• _What you will do_
Your task is to find every line in the records that holds the string "업데이트" and copy it.

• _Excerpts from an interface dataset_
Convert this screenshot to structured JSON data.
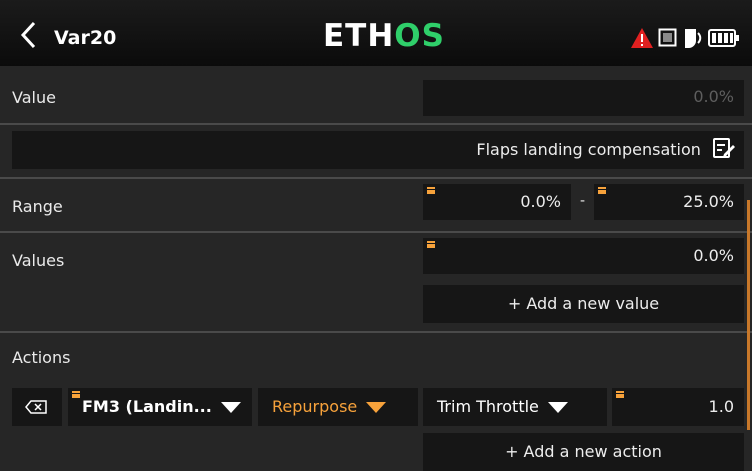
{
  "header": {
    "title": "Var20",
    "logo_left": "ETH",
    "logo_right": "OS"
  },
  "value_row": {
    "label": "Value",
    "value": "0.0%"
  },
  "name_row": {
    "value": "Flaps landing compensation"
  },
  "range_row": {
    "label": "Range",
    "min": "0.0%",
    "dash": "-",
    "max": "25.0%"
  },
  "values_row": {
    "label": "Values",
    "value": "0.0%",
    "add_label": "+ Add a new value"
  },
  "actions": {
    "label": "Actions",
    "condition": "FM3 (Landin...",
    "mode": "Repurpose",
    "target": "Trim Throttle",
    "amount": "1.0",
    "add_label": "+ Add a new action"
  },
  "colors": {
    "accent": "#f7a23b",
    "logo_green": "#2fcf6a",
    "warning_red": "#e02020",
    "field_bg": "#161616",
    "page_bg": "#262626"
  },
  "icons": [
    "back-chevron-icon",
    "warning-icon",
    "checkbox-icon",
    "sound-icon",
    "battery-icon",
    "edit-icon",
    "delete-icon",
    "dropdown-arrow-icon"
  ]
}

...

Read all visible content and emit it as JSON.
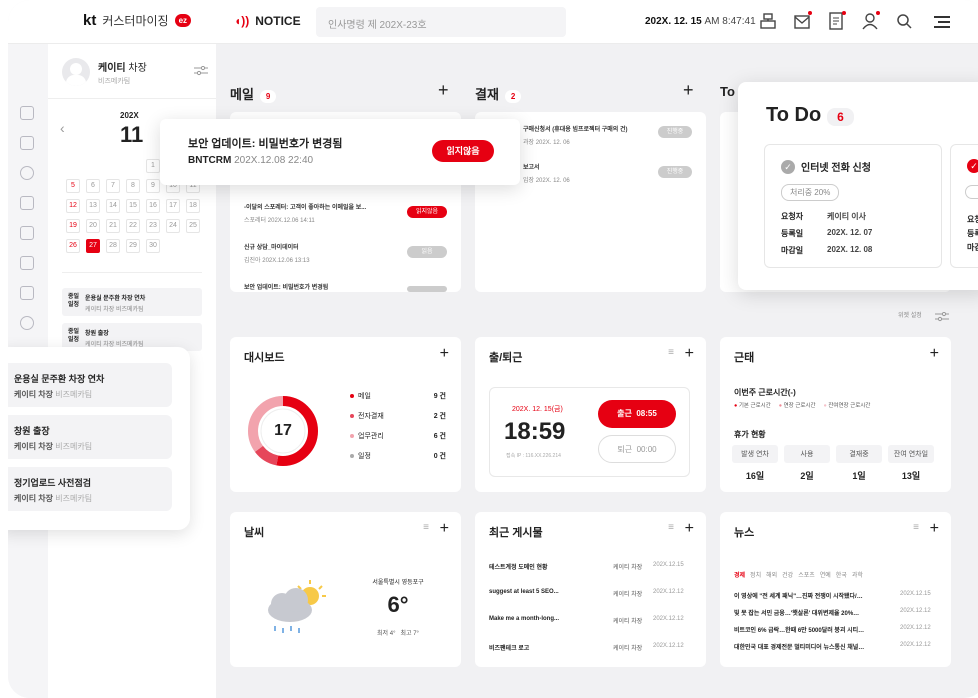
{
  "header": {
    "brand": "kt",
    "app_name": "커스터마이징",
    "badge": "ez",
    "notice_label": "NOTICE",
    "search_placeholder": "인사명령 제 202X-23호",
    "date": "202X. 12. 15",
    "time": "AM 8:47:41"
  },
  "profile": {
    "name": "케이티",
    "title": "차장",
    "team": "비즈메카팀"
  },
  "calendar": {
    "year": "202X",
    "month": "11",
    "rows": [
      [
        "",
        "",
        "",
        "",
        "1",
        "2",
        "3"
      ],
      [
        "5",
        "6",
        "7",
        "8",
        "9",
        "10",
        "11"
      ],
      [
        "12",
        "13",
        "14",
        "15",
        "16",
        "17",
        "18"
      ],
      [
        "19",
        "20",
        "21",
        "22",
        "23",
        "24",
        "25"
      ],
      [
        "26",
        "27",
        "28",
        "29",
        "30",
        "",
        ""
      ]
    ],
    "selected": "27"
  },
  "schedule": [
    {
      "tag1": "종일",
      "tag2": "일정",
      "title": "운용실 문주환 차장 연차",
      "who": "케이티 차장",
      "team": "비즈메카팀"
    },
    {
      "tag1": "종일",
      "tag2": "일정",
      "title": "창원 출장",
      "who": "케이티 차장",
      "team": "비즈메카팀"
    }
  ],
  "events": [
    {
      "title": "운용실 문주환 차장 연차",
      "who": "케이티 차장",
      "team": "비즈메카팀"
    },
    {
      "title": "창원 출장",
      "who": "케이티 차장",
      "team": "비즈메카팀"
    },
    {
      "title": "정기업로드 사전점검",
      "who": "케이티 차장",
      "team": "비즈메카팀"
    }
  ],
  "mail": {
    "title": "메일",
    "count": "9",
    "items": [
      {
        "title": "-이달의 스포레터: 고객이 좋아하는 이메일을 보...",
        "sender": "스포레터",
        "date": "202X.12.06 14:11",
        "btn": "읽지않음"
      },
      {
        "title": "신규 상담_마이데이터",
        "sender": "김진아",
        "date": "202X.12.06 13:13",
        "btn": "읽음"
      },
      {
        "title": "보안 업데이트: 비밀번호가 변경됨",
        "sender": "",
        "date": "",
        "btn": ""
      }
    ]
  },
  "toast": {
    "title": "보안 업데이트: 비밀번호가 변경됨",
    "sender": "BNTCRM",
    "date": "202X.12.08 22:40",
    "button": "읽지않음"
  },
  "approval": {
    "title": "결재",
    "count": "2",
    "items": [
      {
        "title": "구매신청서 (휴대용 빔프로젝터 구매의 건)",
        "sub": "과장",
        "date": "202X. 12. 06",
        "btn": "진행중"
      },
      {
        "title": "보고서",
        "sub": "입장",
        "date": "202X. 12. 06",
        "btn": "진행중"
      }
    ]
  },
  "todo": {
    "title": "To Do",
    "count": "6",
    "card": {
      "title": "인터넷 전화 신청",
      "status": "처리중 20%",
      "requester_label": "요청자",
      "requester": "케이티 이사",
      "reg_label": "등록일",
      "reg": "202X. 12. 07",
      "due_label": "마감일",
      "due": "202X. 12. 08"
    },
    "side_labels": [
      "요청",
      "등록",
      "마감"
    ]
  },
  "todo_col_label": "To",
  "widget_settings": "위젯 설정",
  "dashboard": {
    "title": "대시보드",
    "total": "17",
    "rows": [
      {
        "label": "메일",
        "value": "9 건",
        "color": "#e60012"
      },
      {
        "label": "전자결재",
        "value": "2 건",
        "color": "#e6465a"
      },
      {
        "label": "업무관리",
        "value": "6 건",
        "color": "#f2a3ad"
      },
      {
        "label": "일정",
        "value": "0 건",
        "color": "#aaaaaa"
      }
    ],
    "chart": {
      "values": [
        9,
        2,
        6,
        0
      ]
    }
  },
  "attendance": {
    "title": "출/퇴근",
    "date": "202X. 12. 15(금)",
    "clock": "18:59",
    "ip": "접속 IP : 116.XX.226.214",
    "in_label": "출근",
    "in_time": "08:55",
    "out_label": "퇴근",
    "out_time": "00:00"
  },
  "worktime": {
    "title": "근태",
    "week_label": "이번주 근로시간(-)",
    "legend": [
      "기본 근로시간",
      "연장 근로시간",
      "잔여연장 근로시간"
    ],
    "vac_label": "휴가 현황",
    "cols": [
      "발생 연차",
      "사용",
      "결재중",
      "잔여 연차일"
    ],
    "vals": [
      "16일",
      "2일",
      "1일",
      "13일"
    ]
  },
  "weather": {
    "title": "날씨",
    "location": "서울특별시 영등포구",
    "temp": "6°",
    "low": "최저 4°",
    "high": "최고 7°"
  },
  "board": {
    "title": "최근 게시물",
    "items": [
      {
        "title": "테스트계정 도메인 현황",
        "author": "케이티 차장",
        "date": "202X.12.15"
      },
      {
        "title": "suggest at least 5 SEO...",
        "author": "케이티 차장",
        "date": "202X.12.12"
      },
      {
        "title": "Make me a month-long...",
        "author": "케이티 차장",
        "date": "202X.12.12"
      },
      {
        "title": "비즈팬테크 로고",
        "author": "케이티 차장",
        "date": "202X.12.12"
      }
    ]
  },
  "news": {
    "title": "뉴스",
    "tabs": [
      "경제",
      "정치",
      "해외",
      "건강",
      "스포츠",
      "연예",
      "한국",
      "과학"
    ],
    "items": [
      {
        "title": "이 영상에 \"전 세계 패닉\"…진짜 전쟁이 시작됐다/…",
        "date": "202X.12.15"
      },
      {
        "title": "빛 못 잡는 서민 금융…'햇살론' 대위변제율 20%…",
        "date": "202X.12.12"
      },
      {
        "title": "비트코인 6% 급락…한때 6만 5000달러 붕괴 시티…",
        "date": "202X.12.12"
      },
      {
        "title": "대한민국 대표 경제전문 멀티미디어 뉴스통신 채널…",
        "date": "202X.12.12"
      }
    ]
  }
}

• _Expected answer_
        "title": "보안 업데이트: 비밀번호가 변경됨",
    "title": "보안 업데이트: 비밀번호가 변경됨",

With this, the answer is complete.